The Hindustan Times said the NCM was working towards a unanimous decision seeking tough measures against the Bajrang Dal, as its involvement in “frequent attacks on the minorities and their places of worship across the country has been established beyond doubt.”

The former prime minister of India and chief of the Karnataka-based Janata Dal (Secular) party, H.D. Deve Gowda, also demanded a ban on the Bajrang Dal during a sit-in protest in Delhi yesterday. Several other political parties have also urged the federal government to ban the Bajrang Dal.

But a senior BJP leader, Venkaiah Naidu, termed conversion as the root cause of violence and social disturbances, saying a strong federal law to prevent religious conversion across the country would be brought if BJP regained power in the general elections expected to be held early next year, reported PTI on Sunday (Sept. 21).

The BJP leader also asked the Orissa state government to strictly implement the existing anti-conversion law in the state.

The VHP’s central governing body is likely to deliberate on ways to further intensify its campaign against religious conversions in Orissa’s Kandhamal district at its two-day “brain- storming session” in Delhi beginning tomorrow, The Statesman daily reported.

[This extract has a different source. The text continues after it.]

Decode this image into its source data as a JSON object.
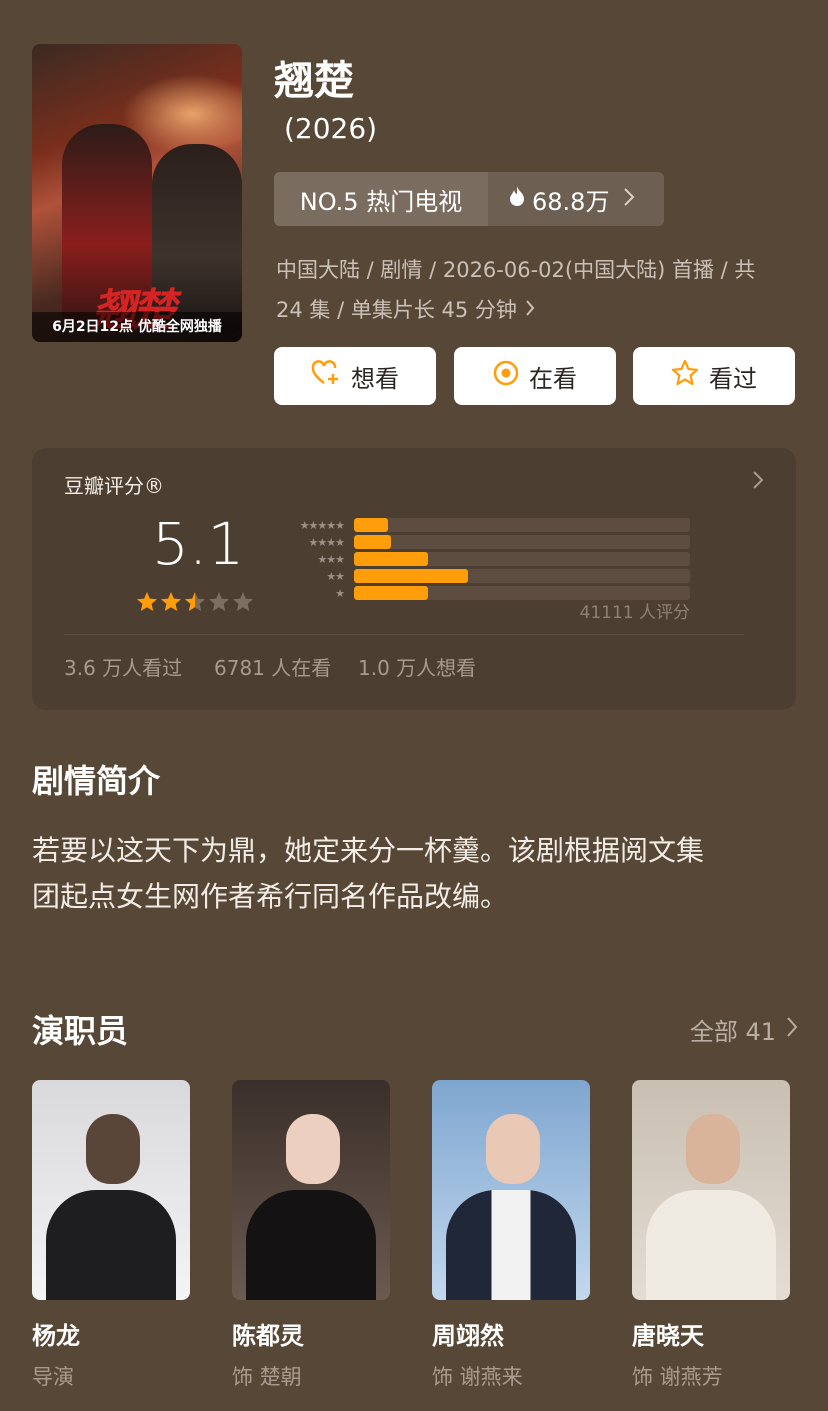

The Federation of Indian American Christian Organizations of North America (FIACONA) will hold a rally tomorrow at Lafayette Square in front of the White House in Washington, D.C. – the day Prime Minister Singh will meet with U.S. President George W. Bush – demanding an end to violence against Christians in India.

The U.S. Commission on International Religious Freedom has sent a letter to President Bush urging him to raise pressing concerns about religious freedom in India during his meeting with Prime Minister Singh.  

Report from Compass Direct News